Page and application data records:
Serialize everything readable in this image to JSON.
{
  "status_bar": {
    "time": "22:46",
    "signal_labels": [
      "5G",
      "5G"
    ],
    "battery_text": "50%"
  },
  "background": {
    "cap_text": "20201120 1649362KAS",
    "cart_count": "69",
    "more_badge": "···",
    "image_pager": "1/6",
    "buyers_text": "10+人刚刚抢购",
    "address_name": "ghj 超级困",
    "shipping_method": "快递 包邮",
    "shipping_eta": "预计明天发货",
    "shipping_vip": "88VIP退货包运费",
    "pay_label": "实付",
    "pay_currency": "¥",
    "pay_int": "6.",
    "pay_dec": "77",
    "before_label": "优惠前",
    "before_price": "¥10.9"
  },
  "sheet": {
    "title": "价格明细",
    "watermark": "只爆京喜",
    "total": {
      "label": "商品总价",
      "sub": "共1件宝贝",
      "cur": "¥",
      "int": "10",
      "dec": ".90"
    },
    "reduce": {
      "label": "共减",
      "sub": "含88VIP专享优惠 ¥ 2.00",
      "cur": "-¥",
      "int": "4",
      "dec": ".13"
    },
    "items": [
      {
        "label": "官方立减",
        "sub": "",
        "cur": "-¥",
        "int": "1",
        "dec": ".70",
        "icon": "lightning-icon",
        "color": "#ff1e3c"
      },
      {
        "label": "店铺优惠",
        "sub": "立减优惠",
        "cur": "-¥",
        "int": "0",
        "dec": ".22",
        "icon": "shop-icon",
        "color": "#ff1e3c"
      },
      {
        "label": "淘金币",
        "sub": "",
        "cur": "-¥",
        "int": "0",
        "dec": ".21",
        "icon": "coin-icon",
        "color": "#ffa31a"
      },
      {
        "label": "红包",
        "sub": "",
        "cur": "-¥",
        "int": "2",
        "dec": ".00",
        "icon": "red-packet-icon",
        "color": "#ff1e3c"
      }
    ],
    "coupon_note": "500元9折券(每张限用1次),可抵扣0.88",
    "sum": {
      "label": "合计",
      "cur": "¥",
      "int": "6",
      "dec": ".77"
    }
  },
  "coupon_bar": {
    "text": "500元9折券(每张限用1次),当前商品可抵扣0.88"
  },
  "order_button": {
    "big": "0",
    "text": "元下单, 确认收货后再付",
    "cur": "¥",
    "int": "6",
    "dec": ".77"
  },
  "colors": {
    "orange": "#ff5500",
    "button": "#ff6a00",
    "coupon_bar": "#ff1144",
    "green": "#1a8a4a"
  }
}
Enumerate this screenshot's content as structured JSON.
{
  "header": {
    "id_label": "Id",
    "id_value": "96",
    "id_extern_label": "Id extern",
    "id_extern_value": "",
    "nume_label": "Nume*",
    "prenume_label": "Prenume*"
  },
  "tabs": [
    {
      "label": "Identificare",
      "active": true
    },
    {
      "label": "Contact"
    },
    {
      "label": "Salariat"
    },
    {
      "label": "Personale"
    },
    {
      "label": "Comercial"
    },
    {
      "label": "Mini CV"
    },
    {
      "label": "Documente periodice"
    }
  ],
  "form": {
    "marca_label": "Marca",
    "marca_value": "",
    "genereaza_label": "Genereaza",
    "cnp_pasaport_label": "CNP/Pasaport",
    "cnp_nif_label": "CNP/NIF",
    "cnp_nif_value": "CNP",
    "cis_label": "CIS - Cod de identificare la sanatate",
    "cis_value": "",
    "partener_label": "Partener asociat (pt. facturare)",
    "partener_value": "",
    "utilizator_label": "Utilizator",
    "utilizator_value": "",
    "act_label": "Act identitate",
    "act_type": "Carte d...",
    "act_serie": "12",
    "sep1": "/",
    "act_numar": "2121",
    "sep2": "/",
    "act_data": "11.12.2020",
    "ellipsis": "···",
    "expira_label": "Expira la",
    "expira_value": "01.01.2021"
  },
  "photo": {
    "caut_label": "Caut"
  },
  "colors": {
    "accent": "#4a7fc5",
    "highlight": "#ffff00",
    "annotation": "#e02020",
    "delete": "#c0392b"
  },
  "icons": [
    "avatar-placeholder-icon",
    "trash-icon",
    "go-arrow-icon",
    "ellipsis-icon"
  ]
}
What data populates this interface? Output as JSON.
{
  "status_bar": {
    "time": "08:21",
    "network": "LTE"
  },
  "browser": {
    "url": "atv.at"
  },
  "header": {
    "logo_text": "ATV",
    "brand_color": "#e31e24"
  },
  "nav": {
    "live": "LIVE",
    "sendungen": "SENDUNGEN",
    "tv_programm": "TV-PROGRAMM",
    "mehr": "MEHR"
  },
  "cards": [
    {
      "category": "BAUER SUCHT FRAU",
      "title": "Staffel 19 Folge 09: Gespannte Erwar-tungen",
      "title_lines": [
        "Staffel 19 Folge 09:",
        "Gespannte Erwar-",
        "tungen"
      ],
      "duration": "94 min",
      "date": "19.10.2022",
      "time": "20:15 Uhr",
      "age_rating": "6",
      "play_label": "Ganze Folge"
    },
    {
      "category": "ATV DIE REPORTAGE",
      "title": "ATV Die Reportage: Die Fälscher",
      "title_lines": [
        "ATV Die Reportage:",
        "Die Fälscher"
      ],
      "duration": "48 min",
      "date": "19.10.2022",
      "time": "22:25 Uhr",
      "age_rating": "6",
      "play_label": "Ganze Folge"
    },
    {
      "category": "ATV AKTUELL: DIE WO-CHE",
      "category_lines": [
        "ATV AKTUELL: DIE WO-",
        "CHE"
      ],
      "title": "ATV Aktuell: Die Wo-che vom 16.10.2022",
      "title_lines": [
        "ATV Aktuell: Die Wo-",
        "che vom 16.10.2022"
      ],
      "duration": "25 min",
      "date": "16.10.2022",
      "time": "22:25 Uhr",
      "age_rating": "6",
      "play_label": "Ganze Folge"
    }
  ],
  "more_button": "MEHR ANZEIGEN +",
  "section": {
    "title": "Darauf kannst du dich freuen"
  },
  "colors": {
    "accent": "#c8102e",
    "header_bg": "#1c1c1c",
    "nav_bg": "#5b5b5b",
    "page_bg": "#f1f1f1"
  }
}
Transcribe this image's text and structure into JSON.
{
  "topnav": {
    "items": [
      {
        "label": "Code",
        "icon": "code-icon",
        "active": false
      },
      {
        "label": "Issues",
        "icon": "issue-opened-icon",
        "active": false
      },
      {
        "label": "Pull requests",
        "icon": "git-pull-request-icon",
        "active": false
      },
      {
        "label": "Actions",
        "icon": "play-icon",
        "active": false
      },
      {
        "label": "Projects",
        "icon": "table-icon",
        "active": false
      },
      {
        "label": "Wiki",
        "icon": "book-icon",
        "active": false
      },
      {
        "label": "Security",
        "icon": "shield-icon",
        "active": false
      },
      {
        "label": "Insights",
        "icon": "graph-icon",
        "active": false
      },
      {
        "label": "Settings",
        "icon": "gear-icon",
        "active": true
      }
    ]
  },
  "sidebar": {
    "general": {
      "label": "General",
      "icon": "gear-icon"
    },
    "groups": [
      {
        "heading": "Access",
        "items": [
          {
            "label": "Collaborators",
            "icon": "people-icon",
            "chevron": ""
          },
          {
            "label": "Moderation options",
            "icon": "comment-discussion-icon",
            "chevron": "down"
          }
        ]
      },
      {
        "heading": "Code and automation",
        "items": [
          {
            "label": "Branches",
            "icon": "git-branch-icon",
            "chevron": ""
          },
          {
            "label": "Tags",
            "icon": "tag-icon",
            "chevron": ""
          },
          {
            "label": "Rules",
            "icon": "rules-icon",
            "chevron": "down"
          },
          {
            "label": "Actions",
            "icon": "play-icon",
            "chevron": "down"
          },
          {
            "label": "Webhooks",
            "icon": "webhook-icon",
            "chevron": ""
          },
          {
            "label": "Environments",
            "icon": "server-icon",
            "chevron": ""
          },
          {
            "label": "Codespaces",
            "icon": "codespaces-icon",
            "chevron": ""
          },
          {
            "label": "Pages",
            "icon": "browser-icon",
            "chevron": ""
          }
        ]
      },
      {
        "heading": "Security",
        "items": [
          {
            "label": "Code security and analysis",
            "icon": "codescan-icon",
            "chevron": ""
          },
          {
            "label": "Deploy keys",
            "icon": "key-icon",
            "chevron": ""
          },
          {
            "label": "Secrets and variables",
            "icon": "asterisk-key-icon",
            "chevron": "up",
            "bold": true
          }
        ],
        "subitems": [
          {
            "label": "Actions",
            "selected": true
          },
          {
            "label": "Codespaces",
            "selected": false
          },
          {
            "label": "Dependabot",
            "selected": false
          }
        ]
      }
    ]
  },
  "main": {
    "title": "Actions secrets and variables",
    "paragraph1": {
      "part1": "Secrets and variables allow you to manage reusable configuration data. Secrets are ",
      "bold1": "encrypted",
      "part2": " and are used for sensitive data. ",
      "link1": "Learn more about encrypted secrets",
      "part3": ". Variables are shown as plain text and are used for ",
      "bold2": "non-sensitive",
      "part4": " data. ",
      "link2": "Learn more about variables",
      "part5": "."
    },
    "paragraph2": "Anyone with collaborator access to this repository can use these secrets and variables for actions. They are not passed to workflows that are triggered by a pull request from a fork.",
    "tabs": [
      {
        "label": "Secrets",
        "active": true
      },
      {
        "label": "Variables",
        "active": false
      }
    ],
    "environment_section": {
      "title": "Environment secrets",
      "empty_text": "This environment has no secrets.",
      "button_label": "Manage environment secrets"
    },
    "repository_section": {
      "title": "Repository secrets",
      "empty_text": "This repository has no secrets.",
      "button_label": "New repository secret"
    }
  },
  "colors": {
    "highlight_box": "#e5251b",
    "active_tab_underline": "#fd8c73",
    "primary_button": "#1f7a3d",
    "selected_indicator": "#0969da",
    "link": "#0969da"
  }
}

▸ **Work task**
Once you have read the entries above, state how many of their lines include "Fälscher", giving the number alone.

▸ **Written answer**
2